Your instructions:
Copy every line from the data below in which the string "that" can be found.

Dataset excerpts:
# # # # #

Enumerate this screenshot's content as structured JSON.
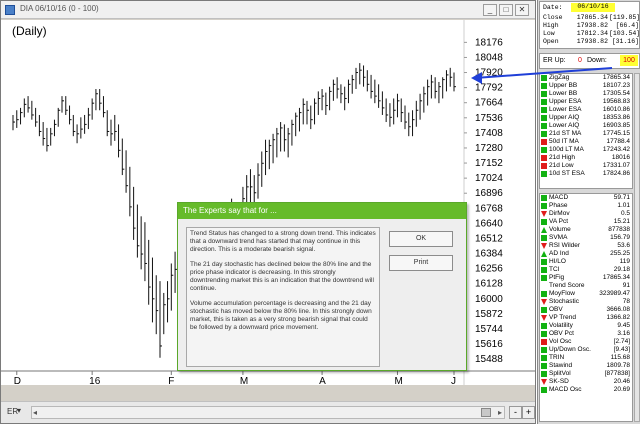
{
  "window": {
    "title": "DIA 06/10/16 (0 - 100)",
    "period": "(Daily)"
  },
  "controls": {
    "minimize": "_",
    "maximize": "□",
    "close": "✕",
    "er_label": "ER",
    "zoom_minus": "-",
    "zoom_plus": "+"
  },
  "chart_data": {
    "type": "ohlc",
    "y_ticks": [
      "18176",
      "18048",
      "17920",
      "17792",
      "17664",
      "17536",
      "17408",
      "17280",
      "17152",
      "17024",
      "16896",
      "16768",
      "16640",
      "16512",
      "16384",
      "16256",
      "16128",
      "16000",
      "15872",
      "15744",
      "15616",
      "15488"
    ],
    "ylim": [
      15430,
      18230
    ],
    "x_labels": [
      "D",
      "16",
      "F",
      "M",
      "A",
      "M",
      "J"
    ],
    "bars_approx": [
      [
        17560,
        17430,
        17500
      ],
      [
        17600,
        17450,
        17520
      ],
      [
        17620,
        17480,
        17580
      ],
      [
        17700,
        17540,
        17650
      ],
      [
        17720,
        17580,
        17620
      ],
      [
        17680,
        17520,
        17560
      ],
      [
        17620,
        17460,
        17500
      ],
      [
        17560,
        17380,
        17420
      ],
      [
        17500,
        17300,
        17360
      ],
      [
        17450,
        17250,
        17300
      ],
      [
        17450,
        17300,
        17400
      ],
      [
        17520,
        17380,
        17480
      ],
      [
        17620,
        17460,
        17600
      ],
      [
        17720,
        17580,
        17680
      ],
      [
        17720,
        17560,
        17600
      ],
      [
        17640,
        17480,
        17520
      ],
      [
        17560,
        17380,
        17420
      ],
      [
        17480,
        17320,
        17400
      ],
      [
        17540,
        17360,
        17440
      ],
      [
        17560,
        17400,
        17480
      ],
      [
        17620,
        17440,
        17560
      ],
      [
        17700,
        17520,
        17660
      ],
      [
        17780,
        17600,
        17740
      ],
      [
        17780,
        17600,
        17660
      ],
      [
        17720,
        17540,
        17580
      ],
      [
        17600,
        17380,
        17420
      ],
      [
        17520,
        17300,
        17400
      ],
      [
        17560,
        17340,
        17420
      ],
      [
        17480,
        17200,
        17260
      ],
      [
        17360,
        17050,
        17100
      ],
      [
        17260,
        16900,
        16960
      ],
      [
        17120,
        16700,
        16780
      ],
      [
        16950,
        16500,
        16600
      ],
      [
        16800,
        16350,
        16450
      ],
      [
        16700,
        16250,
        16380
      ],
      [
        16650,
        16150,
        16300
      ],
      [
        16500,
        15950,
        16100
      ],
      [
        16350,
        15800,
        16000
      ],
      [
        16200,
        15700,
        15900
      ],
      [
        16150,
        15500,
        15600
      ],
      [
        16050,
        15700,
        15950
      ],
      [
        16150,
        15800,
        16000
      ],
      [
        16300,
        15900,
        16200
      ],
      [
        16400,
        16050,
        16250
      ],
      [
        16400,
        16000,
        16150
      ],
      [
        16350,
        15950,
        16100
      ],
      [
        16300,
        15800,
        15950
      ],
      [
        16150,
        15700,
        15850
      ],
      [
        16100,
        15800,
        16000
      ],
      [
        16300,
        15950,
        16200
      ],
      [
        16450,
        16150,
        16350
      ],
      [
        16500,
        16200,
        16300
      ],
      [
        16450,
        16100,
        16150
      ],
      [
        16350,
        16000,
        16100
      ],
      [
        16300,
        15950,
        16050
      ],
      [
        16450,
        16100,
        16350
      ],
      [
        16650,
        16300,
        16550
      ],
      [
        16800,
        16450,
        16700
      ],
      [
        16850,
        16500,
        16600
      ],
      [
        16750,
        16400,
        16500
      ],
      [
        16800,
        16450,
        16700
      ],
      [
        16950,
        16600,
        16850
      ],
      [
        17050,
        16700,
        16950
      ],
      [
        17100,
        16800,
        16950
      ],
      [
        17050,
        16750,
        16900
      ],
      [
        17150,
        16850,
        17050
      ],
      [
        17250,
        16950,
        17150
      ],
      [
        17350,
        17050,
        17250
      ],
      [
        17350,
        17100,
        17300
      ],
      [
        17400,
        17150,
        17350
      ],
      [
        17450,
        17200,
        17400
      ],
      [
        17500,
        17250,
        17450
      ],
      [
        17480,
        17250,
        17350
      ],
      [
        17450,
        17200,
        17400
      ],
      [
        17520,
        17300,
        17480
      ],
      [
        17580,
        17380,
        17550
      ],
      [
        17620,
        17420,
        17580
      ],
      [
        17700,
        17480,
        17650
      ],
      [
        17680,
        17480,
        17600
      ],
      [
        17640,
        17440,
        17520
      ],
      [
        17700,
        17480,
        17660
      ],
      [
        17760,
        17560,
        17700
      ],
      [
        17780,
        17600,
        17720
      ],
      [
        17750,
        17560,
        17640
      ],
      [
        17800,
        17600,
        17760
      ],
      [
        17860,
        17680,
        17820
      ],
      [
        17880,
        17700,
        17780
      ],
      [
        17820,
        17660,
        17740
      ],
      [
        17800,
        17600,
        17700
      ],
      [
        17860,
        17660,
        17820
      ],
      [
        17900,
        17740,
        17860
      ],
      [
        17960,
        17780,
        17920
      ],
      [
        18000,
        17820,
        17940
      ],
      [
        17980,
        17800,
        17880
      ],
      [
        17940,
        17760,
        17820
      ],
      [
        17900,
        17700,
        17760
      ],
      [
        17860,
        17660,
        17720
      ],
      [
        17820,
        17620,
        17680
      ],
      [
        17760,
        17560,
        17620
      ],
      [
        17700,
        17500,
        17560
      ],
      [
        17660,
        17460,
        17540
      ],
      [
        17700,
        17480,
        17600
      ],
      [
        17740,
        17540,
        17680
      ],
      [
        17700,
        17500,
        17580
      ],
      [
        17640,
        17440,
        17500
      ],
      [
        17580,
        17380,
        17460
      ],
      [
        17600,
        17380,
        17520
      ],
      [
        17680,
        17460,
        17600
      ],
      [
        17740,
        17520,
        17680
      ],
      [
        17800,
        17580,
        17740
      ],
      [
        17860,
        17640,
        17800
      ],
      [
        17900,
        17700,
        17840
      ],
      [
        17880,
        17700,
        17760
      ],
      [
        17840,
        17660,
        17800
      ],
      [
        17880,
        17700,
        17860
      ],
      [
        17940,
        17760,
        17900
      ],
      [
        17960,
        17800,
        17880
      ],
      [
        17920,
        17760,
        17800
      ]
    ]
  },
  "dialog": {
    "title": "The Experts say that for ...",
    "paragraphs": [
      "Trend Status has changed to a strong down trend.  This indicates that a downward trend has started that may continue in this direction.  This is a moderate bearish signal.",
      "The 21 day stochastic has declined below the 80% line and the price phase indicator is decreasing. In this strongly downtrending market this is an indication that the downtrend will continue.",
      "Volume accumulation percentage is decreasing and the 21 day stochastic has moved below the 80% line. In this strongly down market, this is taken as a  very strong bearish signal that could be followed  by a downward price movement."
    ],
    "ok_label": "OK",
    "print_label": "Print"
  },
  "quote": {
    "date_label": "Date:",
    "date": "06/10/16",
    "rows": [
      {
        "label": "Close",
        "value": "17865.34",
        "change": "[119.85]"
      },
      {
        "label": "High",
        "value": "17938.82",
        "change": "[66.4]"
      },
      {
        "label": "Low",
        "value": "17812.34",
        "change": "[103.54]"
      },
      {
        "label": "Open",
        "value": "17938.82",
        "change": "[31.16]"
      }
    ]
  },
  "er": {
    "up_label": "ER Up:",
    "up": "0",
    "down_label": "Down:",
    "down": "100"
  },
  "colors": {
    "green": "#12b212",
    "red": "#e01b1b",
    "yellow": "#e6c800",
    "arrow": "#1f3fd8",
    "dialog_title": "#66bb2a"
  },
  "indicators_top": [
    {
      "name": "ZigZag",
      "value": "17865.34",
      "marker": "green"
    },
    {
      "name": "Upper BB",
      "value": "18107.23",
      "marker": "green"
    },
    {
      "name": "Lower BB",
      "value": "17305.54",
      "marker": "green"
    },
    {
      "name": "Upper ESA",
      "value": "19568.83",
      "marker": "green"
    },
    {
      "name": "Lower ESA",
      "value": "16010.86",
      "marker": "green"
    },
    {
      "name": "Upper AIQ",
      "value": "18353.86",
      "marker": "green"
    },
    {
      "name": "Lower AIQ",
      "value": "16903.85",
      "marker": "green"
    },
    {
      "name": "21d ST MA",
      "value": "17745.15",
      "marker": "green"
    },
    {
      "name": "50d IT MA",
      "value": "17788.4",
      "marker": "red"
    },
    {
      "name": "100d LT MA",
      "value": "17243.42",
      "marker": "green"
    },
    {
      "name": "21d High",
      "value": "18016",
      "marker": "red"
    },
    {
      "name": "21d Low",
      "value": "17331.07",
      "marker": "red"
    },
    {
      "name": "10d ST ESA",
      "value": "17824.86",
      "marker": "green"
    }
  ],
  "indicators_bottom": [
    {
      "name": "MACD",
      "value": "59.71",
      "marker": "green"
    },
    {
      "name": "Phase",
      "value": "1.01",
      "marker": "green"
    },
    {
      "name": "DirMov",
      "value": "0.5",
      "marker": "down-red"
    },
    {
      "name": "VA Pct",
      "value": "15.21",
      "marker": "green"
    },
    {
      "name": "Volume",
      "value": "877838",
      "marker": "up-green"
    },
    {
      "name": "SVMA",
      "value": "156.79",
      "marker": "green"
    },
    {
      "name": "RSI Wilder",
      "value": "53.6",
      "marker": "down-red"
    },
    {
      "name": "AD Ind",
      "value": "255.25",
      "marker": "up-green"
    },
    {
      "name": "HI/LO",
      "value": "119",
      "marker": "green"
    },
    {
      "name": "TCI",
      "value": "29.18",
      "marker": "green"
    },
    {
      "name": "PtFig",
      "value": "17865.34",
      "marker": "green"
    },
    {
      "name": "Trend Score",
      "value": "91",
      "marker": "none"
    },
    {
      "name": "MoyFlow",
      "value": "323989.47",
      "marker": "green"
    },
    {
      "name": "Stochastic",
      "value": "78",
      "marker": "down-red"
    },
    {
      "name": "OBV",
      "value": "3666.08",
      "marker": "green"
    },
    {
      "name": "VP Trend",
      "value": "1366.82",
      "marker": "down-red"
    },
    {
      "name": "Volatility",
      "value": "9.45",
      "marker": "green"
    },
    {
      "name": "OBV Pct",
      "value": "3.16",
      "marker": "green"
    },
    {
      "name": "Vol Osc",
      "value": "[2.74]",
      "marker": "red"
    },
    {
      "name": "Up/Down Osc.",
      "value": "[9.43]",
      "marker": "green"
    },
    {
      "name": "TRIN",
      "value": "115.68",
      "marker": "green"
    },
    {
      "name": "Stawind",
      "value": "1809.78",
      "marker": "green"
    },
    {
      "name": "SplitVol",
      "value": "[877838]",
      "marker": "green"
    },
    {
      "name": "SK-SD",
      "value": "20.46",
      "marker": "down-red"
    },
    {
      "name": "MACD Osc",
      "value": "20.69",
      "marker": "green"
    }
  ]
}
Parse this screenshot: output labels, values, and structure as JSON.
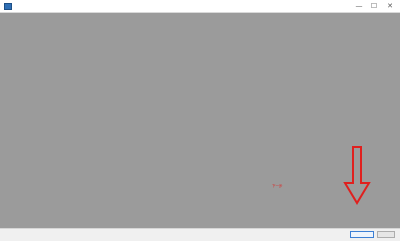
{
  "window": {
    "title": "",
    "icon": "wizard-app-icon",
    "controls": {
      "minimize": "—",
      "maximize": "☐",
      "close": "✕"
    }
  },
  "page": {
    "heading": ""
  },
  "body": {
    "paragraph_1_left": "",
    "paragraph_1_right": "",
    "paragraph_2_left": "",
    "paragraph_2_right": "",
    "link": ""
  },
  "annotation": {
    "callout_text": "下一步",
    "color": "#e0201e"
  },
  "footer": {
    "next_label": "",
    "cancel_label": ""
  },
  "colors": {
    "overlay": "#9b9b9b",
    "heading": "#2f6fb5",
    "link": "#2f5fd0"
  }
}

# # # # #

Answer to this task:
    "title": "The Experts say that for ...",
      "Trend Status has changed to a strong down trend.  This indicates that a downward trend has started that may continue in this direction.  This is a moderate bearish signal.",
      "The 21 day stochastic has declined below the 80% line and the price phase indicator is decreasing. In this strongly downtrending market this is an indication that the downtrend will continue.",
      "Volume accumulation percentage is decreasing and the 21 day stochastic has moved below the 80% line. In this strongly down market, this is taken as a  very strong bearish signal that could be followed  by a downward price movement."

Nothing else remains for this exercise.